##### RECORD EXCERPTS

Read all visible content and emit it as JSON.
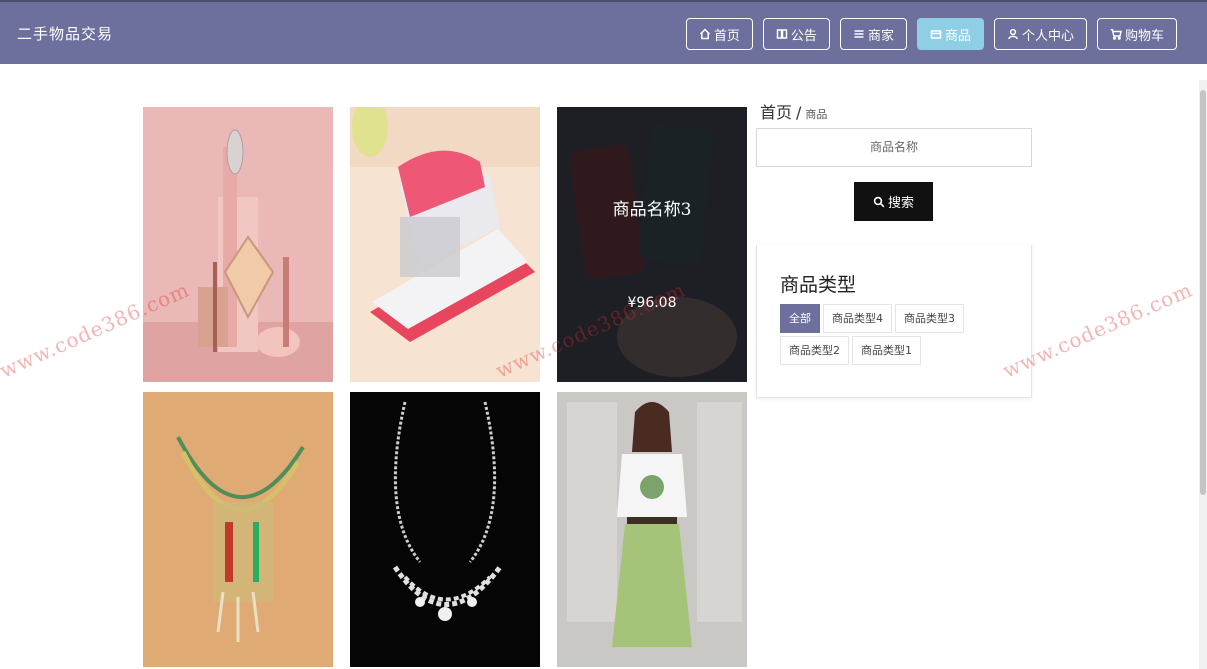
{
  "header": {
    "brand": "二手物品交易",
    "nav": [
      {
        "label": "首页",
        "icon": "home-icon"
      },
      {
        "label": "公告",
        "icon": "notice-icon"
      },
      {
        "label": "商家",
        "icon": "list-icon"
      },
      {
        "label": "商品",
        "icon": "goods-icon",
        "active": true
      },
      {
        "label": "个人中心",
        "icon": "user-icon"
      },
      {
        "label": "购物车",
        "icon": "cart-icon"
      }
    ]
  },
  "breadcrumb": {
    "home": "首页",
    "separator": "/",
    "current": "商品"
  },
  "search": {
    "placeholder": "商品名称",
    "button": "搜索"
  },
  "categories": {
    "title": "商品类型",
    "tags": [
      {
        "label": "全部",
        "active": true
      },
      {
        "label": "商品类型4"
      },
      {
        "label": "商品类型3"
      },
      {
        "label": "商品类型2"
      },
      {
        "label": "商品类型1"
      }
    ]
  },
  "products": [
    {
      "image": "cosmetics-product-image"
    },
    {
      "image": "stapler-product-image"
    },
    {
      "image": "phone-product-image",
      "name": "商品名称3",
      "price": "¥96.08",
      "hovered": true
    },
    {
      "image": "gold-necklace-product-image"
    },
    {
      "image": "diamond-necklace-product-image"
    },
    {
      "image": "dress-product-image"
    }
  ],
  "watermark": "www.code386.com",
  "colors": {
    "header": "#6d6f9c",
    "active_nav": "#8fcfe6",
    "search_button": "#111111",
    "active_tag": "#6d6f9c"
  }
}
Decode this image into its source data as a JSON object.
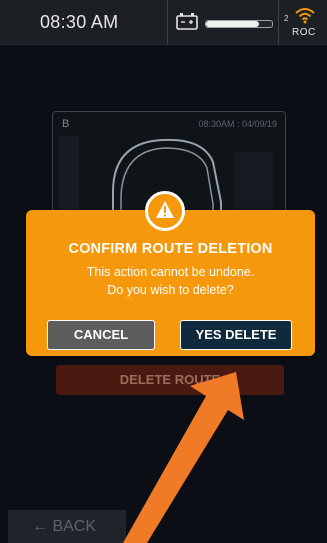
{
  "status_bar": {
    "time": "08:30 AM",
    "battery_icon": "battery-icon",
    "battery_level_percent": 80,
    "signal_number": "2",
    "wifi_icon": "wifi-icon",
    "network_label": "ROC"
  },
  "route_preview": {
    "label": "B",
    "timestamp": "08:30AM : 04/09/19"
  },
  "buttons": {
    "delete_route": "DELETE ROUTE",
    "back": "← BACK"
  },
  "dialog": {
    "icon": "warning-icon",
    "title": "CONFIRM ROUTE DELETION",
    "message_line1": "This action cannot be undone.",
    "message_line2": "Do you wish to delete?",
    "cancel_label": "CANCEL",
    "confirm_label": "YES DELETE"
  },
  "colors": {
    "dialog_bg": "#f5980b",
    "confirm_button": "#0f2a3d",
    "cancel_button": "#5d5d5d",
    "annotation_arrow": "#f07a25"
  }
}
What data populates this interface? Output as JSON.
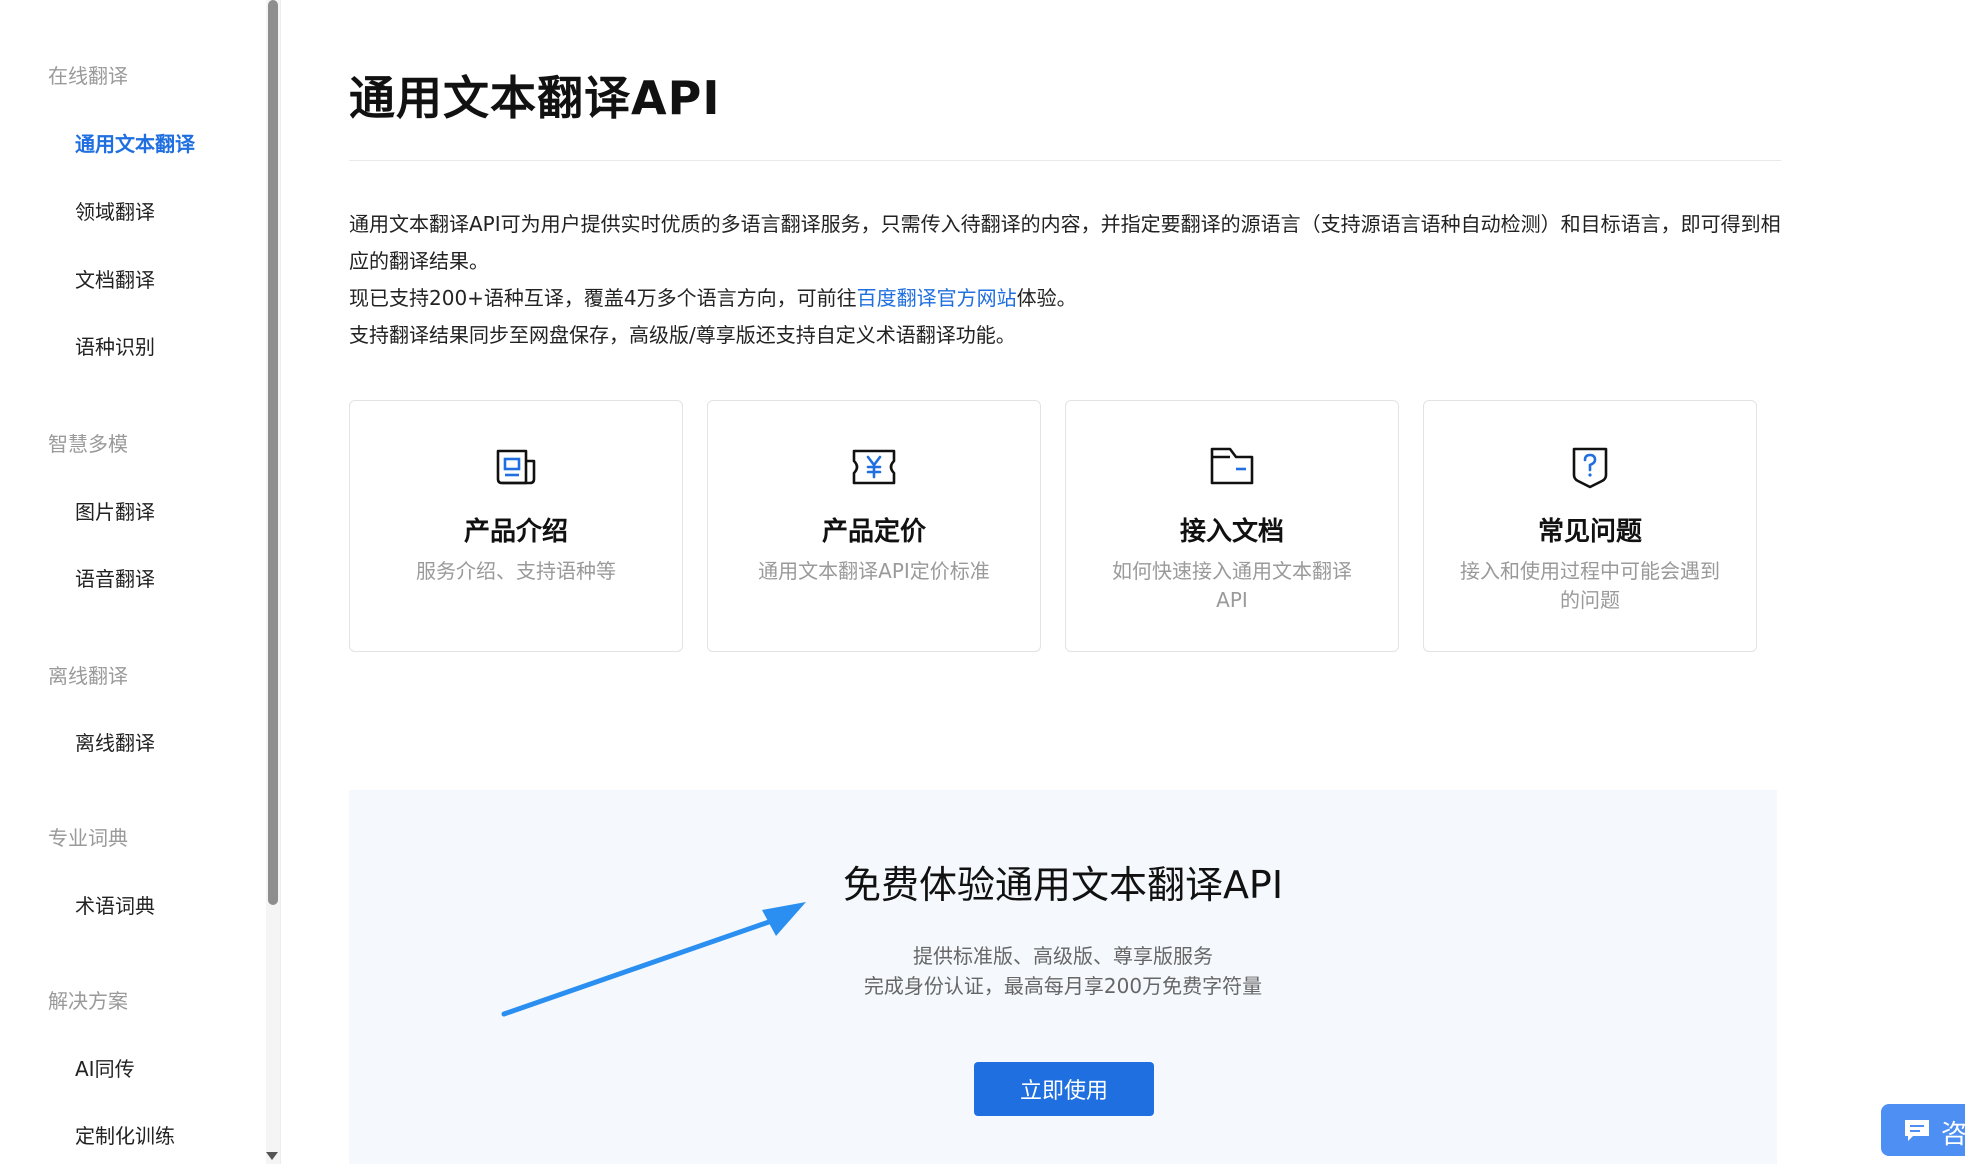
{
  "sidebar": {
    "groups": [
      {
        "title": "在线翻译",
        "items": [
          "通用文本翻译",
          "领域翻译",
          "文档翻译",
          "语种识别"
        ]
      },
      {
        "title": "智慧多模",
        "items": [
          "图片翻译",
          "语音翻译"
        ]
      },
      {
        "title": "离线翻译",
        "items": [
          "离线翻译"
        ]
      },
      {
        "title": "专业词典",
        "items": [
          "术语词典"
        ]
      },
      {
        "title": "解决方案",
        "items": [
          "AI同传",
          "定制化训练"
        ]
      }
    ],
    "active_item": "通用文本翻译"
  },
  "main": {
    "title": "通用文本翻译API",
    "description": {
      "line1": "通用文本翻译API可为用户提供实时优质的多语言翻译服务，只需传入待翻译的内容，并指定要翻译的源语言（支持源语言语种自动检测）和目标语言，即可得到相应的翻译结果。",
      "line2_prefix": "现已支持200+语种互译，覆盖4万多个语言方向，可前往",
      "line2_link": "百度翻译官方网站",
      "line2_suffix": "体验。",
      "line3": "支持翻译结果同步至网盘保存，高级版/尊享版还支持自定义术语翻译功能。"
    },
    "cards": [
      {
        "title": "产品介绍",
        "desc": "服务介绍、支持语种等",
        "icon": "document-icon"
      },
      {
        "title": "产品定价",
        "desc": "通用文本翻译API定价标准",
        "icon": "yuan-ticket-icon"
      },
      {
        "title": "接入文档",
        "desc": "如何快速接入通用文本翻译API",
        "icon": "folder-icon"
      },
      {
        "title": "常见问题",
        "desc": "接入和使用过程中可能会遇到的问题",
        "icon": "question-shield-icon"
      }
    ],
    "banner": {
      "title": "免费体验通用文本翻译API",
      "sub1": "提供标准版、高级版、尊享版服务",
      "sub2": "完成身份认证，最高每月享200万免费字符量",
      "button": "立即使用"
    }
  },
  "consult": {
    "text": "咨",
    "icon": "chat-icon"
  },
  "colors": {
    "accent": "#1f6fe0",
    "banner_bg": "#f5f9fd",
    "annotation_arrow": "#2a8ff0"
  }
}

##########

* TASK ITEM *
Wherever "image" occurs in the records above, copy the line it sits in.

* RESULT OF THIS TASK *
      "image": "cosmetics-product-image"
      "image": "stapler-product-image"
      "image": "phone-product-image",
      "image": "gold-necklace-product-image"
      "image": "diamond-necklace-product-image"
      "image": "dress-product-image"
Decode this image into its source data as a JSON object.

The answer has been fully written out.